On August 27 last year, Delhi's posh art set crowded a spacious room at the Oberoi hotel to hear Sotheby's representative Oliver Barker speak about Damien Hirst, and to view a selection of paintings and sculptures from the auction house's sale titled Beautiful Inside My Head Forever. It was part of an effort to stimulate international buyer interest in the event, which offered 223 new works by Hirst directly to bidders without any dealer intercession.
At one point, Barker quoted Hirst as saying, "After the success of the Pharmacy auction, I always felt I would like to do another auction. It’s a very democratic way to sell art and it feels like a natural evolution for contemporary art." A few audience members snorted at the use of the word 'democratic' to describe the vending of works estimated at a million rupees each for small sketches and many millions of pounds for large sculptures. But I could only chuckle. It was just Hirst being his usual self. I'm sure he knew exactly how outrageous the statement sounded.
The Hirst auction's first session was held in London on September 15, even as Lehman Brothers' bankruptcy filing triggered a global sell-off in equity markets. By the close of the second session the next day, over 111 million pounds had been bid, well above the auction's high estimate.
Beautiful Inside My Head Forever turns out to have been an apt title for an unforeseen reason: the phrase encapsulates how the early 21st century will be viewed by dealers, artists and curators who benefited from the unprecedented market expansion of that period, which is now decisively behind us.
Sotheby's obviously realised long before September 2008 that the world's largest economies were in trouble, and that sustaining prices in the future would involve getting Russians, Chinese, Indians and Arabs interested in buying outside their immediate cultural sphere. The Hirst display in Delhi was a step in that direction. Unfortunately, the rot in the global financial industry were so serious that it set off a domino effect. Consumers in Europe and the US cut back on spending, driving down demand for manufactured imports as well as commodities like oil and steel, hurting China, Russia and the Middle East. No country, cartel or corporation was left with the financial strength to boost support for art.

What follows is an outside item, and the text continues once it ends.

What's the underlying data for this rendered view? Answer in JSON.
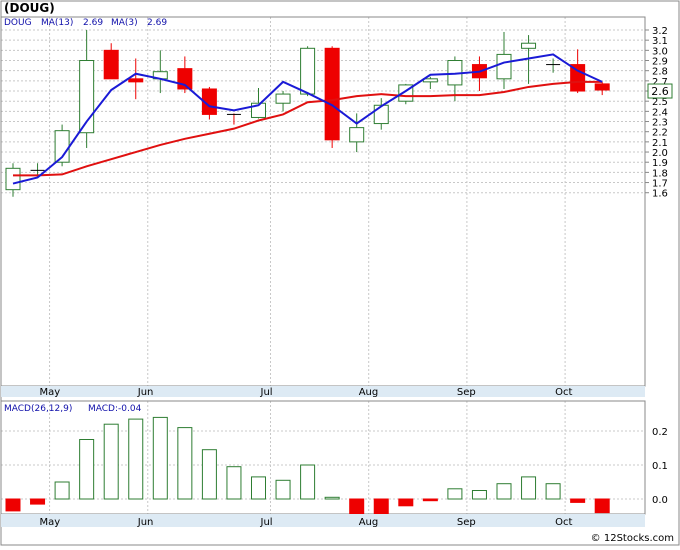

In late 2006, I had predicted the art market would see a downturn. I wrote in my Time Out column, "if the market keeps its present course, it’s heading for a crash sometime in the next two years", and outlined the reasoning behind the prediction. "[Speculators] are pricing genuine collectors out of the market. The turnover of paintings is frighteningly high: it’s not unheard of for a single canvas to be sold half a dozen times within a year. Auction houses have turned advocates rather than neutral sellers. Even Christie’s and Sotheby’s are featuring raw artists and accepting fresh-minted works consigned by galleries, in contravention of normal international practice. The boom that began with established masters has spread to artists with no proven track record or historical merit. Gallery owners, who should be turning off the tap of speculation by carefully vetting clients, have little power to set conditions. They have to suck up to popular artists in order to get a few works out of them. The artists, meanwhile, many of whom have known privation in the not-too-distant past, are keen to make their pile as quickly as possible by selling to the highest bidder.
Despite these unhealthy symptoms, the experts have convinced themselves the party will go on forever. They, like everybody else, are having too much fun to think hard about tomorrow."
I then suggested what would cause the slump: "The rise in art prices has been congruent with a global boom, and the crash is also likely to be triggered by global factors, as yet unknowable."
The point of quoting these lines is not to say I told you so (OK, maybe there's a teeny-weeny bit of that involved). Pretty much everybody in the industry knew prices were absurdly high and would fall sometime. The more polemical point in my article was about how Indian art would react compared to art worldwide: "Once the tipping point arrives, developments intrinsic to India will take over and probably make the correction deep and painful. Since few buyers are purchasing for love, people holding stock will want to cut their losses immediately, feeding supply even as demand fades. There is the additional dimension of mushrooming art funds to consider. These funds usually operate for stipulated periods, and will have to unload their wares even in a declining market, exacerbating the slide."
Four months into a severe downturn, it is unclear if Indian art is doing better or worse than its emerging market peers. Everything has gone down so quickly that comparison at this point is useless. The question is how matters will play out over the next two or three years. The Indian economy is doing relatively well, so one might expect Indian art to outperform. But the art fund issue remains crucial. Nobody knows how many works these vehicles hold because their functioning is so opaque. It's certain that 2009 will see substantial liquidation of stock with very little counterbalance in the form of investments in new funds.
One important factor has emerged since I wrote the column: about half a dozen contemporary artists are now established globally, represented by well-known international galleries. A dozen more are on the verge of such recognition. The work of these artists might end up delinked from India-specific ups and downs, and move in tune with global prices.